Students learn reality of drunk driving

The prom season brings renewed concern about youngsters drinking and driving. This Crime Tracker focuses on why youngsters need constant reminders to stay safe, smart, and sober.

Golf carts, traffic cones, and goggles help Collierville's newest drivers learn a life-or-death lesson. They are special goggles that simulate what a drunk might see or might not see while driving:

"Whoops. One dead. Take your turn. This is hard. It is hard," said the training deputy to the young driver attempting to navigate the cones.

"The cones looked like they were right next to each other. It was all blurry and it was just hard," said Julie Dianne Wright, after knocking a few of the orange markers over, while wearing the goggles.

It's a rite of spring: adults harping on the don't drink and drive message in prom season: "I think they forget sometimes a car is like a missle. It is a deadly instrument and can cause death or injury for life," said Lt. Lee Newkirk of the Shelby County Sheriff's Department.

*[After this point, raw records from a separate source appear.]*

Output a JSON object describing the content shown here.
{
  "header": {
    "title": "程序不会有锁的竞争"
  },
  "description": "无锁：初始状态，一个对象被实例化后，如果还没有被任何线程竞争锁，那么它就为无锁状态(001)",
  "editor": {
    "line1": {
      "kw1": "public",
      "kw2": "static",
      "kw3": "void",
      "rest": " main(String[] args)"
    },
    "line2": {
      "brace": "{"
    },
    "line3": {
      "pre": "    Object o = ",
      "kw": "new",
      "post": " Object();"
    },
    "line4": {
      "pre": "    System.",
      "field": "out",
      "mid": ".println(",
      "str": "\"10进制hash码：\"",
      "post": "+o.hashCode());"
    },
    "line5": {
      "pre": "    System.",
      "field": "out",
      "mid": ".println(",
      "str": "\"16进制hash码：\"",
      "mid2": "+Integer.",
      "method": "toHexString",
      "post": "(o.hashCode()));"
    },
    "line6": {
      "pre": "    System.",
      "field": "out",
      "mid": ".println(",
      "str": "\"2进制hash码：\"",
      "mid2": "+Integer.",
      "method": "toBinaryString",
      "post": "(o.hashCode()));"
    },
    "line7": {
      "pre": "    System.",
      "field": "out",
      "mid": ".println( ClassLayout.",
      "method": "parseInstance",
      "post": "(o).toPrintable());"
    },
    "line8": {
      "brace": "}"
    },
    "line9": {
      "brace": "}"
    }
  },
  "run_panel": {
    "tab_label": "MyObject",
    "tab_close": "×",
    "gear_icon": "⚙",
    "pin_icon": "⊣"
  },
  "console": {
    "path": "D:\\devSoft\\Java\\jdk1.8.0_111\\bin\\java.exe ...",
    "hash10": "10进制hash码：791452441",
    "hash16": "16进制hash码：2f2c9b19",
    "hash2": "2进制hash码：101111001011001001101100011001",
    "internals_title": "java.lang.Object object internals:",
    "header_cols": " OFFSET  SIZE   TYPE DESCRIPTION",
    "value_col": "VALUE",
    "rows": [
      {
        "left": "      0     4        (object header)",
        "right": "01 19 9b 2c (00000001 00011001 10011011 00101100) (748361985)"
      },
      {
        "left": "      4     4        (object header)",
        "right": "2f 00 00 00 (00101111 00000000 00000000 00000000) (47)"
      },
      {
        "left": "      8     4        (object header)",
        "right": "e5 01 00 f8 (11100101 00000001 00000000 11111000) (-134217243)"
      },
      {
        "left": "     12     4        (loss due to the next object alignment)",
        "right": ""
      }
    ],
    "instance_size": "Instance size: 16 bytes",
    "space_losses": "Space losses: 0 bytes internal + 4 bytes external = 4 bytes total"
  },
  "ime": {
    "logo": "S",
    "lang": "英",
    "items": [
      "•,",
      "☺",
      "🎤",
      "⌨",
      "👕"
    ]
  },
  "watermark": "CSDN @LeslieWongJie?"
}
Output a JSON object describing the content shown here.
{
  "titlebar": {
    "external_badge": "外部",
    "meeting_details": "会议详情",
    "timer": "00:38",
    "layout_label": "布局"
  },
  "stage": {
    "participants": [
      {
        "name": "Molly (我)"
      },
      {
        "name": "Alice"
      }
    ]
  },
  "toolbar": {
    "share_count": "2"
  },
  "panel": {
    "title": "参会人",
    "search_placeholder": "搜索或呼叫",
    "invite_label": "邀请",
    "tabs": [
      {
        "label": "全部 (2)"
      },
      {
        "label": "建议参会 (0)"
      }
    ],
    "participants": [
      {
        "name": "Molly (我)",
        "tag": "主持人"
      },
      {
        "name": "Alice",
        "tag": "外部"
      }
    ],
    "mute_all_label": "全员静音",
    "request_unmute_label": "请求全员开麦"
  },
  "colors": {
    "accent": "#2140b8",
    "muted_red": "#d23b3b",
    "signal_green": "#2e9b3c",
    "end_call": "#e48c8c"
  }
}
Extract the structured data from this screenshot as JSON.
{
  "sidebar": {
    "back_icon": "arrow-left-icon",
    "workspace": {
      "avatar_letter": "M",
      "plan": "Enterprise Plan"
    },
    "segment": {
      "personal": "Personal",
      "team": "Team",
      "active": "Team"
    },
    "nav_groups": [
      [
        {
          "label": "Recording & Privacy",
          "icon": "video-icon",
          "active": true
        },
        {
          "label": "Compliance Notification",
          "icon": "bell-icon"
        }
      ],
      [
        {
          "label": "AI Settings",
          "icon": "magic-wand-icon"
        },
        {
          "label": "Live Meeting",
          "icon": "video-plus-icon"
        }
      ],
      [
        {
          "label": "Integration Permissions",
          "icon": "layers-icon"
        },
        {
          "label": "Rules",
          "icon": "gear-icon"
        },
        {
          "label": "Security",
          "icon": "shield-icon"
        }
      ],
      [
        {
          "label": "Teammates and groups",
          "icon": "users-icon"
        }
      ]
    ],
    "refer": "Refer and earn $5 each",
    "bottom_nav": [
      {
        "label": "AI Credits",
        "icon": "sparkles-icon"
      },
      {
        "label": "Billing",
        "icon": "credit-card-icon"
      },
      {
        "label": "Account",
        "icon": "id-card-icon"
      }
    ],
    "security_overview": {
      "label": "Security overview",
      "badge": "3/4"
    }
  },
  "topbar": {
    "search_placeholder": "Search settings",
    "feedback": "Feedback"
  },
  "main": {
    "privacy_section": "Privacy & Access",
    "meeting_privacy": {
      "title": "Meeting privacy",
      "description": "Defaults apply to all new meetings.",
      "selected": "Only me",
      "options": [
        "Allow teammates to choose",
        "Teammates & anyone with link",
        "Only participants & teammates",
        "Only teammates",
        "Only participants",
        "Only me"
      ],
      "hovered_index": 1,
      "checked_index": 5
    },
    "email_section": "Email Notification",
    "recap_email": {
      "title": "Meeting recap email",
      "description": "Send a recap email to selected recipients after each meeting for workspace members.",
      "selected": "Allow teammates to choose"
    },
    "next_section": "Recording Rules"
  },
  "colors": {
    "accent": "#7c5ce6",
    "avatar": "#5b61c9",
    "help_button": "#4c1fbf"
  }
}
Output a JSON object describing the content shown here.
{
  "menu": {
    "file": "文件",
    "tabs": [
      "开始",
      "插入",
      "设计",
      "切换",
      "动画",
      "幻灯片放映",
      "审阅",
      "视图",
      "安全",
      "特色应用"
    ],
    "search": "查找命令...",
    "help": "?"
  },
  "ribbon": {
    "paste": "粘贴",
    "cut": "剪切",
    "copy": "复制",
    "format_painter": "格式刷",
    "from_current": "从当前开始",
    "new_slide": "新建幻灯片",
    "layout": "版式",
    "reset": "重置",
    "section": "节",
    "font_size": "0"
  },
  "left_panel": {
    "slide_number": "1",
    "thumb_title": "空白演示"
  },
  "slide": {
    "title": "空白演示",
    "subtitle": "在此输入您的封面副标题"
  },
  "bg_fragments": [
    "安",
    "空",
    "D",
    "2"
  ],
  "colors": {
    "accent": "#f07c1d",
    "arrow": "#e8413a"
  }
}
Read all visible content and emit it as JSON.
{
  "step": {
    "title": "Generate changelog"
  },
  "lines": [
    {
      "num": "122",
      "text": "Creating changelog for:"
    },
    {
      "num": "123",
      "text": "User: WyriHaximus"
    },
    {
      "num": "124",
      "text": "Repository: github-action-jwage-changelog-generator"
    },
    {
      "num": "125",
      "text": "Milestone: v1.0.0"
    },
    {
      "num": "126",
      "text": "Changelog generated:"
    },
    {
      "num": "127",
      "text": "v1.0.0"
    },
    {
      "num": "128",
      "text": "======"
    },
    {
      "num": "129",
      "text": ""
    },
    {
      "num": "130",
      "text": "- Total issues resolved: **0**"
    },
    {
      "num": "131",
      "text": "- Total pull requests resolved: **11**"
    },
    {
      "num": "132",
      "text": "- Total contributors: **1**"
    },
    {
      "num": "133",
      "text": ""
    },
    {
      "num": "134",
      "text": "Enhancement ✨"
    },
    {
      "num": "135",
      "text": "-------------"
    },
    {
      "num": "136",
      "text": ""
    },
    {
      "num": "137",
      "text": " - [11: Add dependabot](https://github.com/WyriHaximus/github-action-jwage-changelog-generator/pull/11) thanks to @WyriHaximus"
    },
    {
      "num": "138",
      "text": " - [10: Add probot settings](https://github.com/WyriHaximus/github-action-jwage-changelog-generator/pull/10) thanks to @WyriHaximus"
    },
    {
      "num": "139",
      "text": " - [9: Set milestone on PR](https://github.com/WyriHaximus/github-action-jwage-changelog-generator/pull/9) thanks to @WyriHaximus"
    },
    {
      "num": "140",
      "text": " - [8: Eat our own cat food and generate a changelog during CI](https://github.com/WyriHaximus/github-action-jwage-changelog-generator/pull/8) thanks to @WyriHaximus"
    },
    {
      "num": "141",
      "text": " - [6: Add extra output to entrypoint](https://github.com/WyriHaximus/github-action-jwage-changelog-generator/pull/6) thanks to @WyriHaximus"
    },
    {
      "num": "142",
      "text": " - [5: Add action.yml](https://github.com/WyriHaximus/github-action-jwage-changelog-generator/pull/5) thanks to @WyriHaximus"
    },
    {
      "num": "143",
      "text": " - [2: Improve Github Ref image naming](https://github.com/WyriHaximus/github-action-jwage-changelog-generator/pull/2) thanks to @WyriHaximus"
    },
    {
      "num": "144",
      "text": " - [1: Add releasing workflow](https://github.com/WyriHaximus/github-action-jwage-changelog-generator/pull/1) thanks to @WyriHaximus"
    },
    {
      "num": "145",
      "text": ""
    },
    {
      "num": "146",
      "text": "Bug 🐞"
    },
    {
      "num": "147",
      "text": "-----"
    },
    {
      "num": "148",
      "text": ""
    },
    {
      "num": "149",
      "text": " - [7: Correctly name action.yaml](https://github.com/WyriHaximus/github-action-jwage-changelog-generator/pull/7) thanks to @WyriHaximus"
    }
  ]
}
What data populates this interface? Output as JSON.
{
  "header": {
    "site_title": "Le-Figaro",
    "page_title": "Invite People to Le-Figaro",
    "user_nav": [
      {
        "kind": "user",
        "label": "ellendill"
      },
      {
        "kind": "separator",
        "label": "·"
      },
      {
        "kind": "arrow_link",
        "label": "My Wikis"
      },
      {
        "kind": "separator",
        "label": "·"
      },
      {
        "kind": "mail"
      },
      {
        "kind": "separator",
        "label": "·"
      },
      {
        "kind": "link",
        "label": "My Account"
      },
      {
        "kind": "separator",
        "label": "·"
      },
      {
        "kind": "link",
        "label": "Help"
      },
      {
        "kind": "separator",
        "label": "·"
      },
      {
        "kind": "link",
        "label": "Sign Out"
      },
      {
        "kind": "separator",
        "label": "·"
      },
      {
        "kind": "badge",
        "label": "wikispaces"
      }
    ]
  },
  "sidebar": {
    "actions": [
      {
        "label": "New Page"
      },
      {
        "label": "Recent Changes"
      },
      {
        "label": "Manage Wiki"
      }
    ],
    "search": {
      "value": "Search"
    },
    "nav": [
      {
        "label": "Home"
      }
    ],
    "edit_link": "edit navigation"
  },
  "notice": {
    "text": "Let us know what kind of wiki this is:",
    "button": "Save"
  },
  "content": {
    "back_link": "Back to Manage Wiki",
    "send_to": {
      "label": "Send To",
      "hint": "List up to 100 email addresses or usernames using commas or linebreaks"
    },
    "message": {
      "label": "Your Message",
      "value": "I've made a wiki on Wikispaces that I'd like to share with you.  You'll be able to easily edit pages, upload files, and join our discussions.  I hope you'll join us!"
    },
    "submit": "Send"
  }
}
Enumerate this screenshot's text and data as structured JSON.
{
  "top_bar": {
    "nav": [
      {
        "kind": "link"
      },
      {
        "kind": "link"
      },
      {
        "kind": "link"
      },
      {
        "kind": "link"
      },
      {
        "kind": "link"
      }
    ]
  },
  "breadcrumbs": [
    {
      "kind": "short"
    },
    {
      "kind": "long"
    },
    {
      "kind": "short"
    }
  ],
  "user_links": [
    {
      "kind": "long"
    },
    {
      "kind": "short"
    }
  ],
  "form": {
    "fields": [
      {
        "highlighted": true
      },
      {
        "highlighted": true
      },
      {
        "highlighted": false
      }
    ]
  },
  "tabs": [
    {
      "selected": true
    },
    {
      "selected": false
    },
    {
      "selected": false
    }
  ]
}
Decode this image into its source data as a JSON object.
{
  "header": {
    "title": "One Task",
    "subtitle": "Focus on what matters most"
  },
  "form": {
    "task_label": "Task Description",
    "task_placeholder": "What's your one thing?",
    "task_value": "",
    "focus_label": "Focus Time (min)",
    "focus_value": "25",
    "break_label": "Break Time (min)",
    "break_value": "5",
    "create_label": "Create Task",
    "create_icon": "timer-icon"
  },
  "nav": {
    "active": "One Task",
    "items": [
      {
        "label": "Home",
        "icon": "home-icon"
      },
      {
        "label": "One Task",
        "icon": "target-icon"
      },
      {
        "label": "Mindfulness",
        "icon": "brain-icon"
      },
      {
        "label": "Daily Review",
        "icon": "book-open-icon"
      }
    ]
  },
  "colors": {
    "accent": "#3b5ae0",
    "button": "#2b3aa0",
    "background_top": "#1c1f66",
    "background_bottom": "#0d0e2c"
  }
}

This wrecked car helps hammer home the message. These wide-eyed youngsters in Collierville were only 10-years-old or younger seven years ago when a drunk driver killed Dave Brown's daughter, Stefanie; her daughter Zadie; and her unborn brother, Thomas.

"We say a picture is worth a thousand words. They see this vehicle and they say wait a minute, maybe I ought to stop and think. And we encourage them to talk it over with Mom and Dad before they go to the prom and say, look, Mom, Dad, if I need a ride home, will you please come and get me and don't be upset if I call you because my boy friend's drinking," said Lt. Newkirk

"Students think they're immortal, nothing bad will happen to them. But I'm hoping, especially in light of recent tragedies, that they'll think about it, that some of this sinks in and they'll think about it before they get behind the wheel of a car and that they'll think about it before drinking and driving," said Dr. Time Setterland of Collierville High School.

Deputies were in Bartlett Tuesday, Collierville on Wednesday and will go to Cordova next week, showing Stefanie's wrecked car and running the golf cart exercise.

Lt. Newkirk says you should not ever get in a car with a drunk driver behind the wheel--period. A good friend of mine gives his teenage son a fifty dollar bill they tuck away in a dark corner of their wallets. The money is only allowed to be spent on a cab in case of emergency to avoid riding with a drunk driver.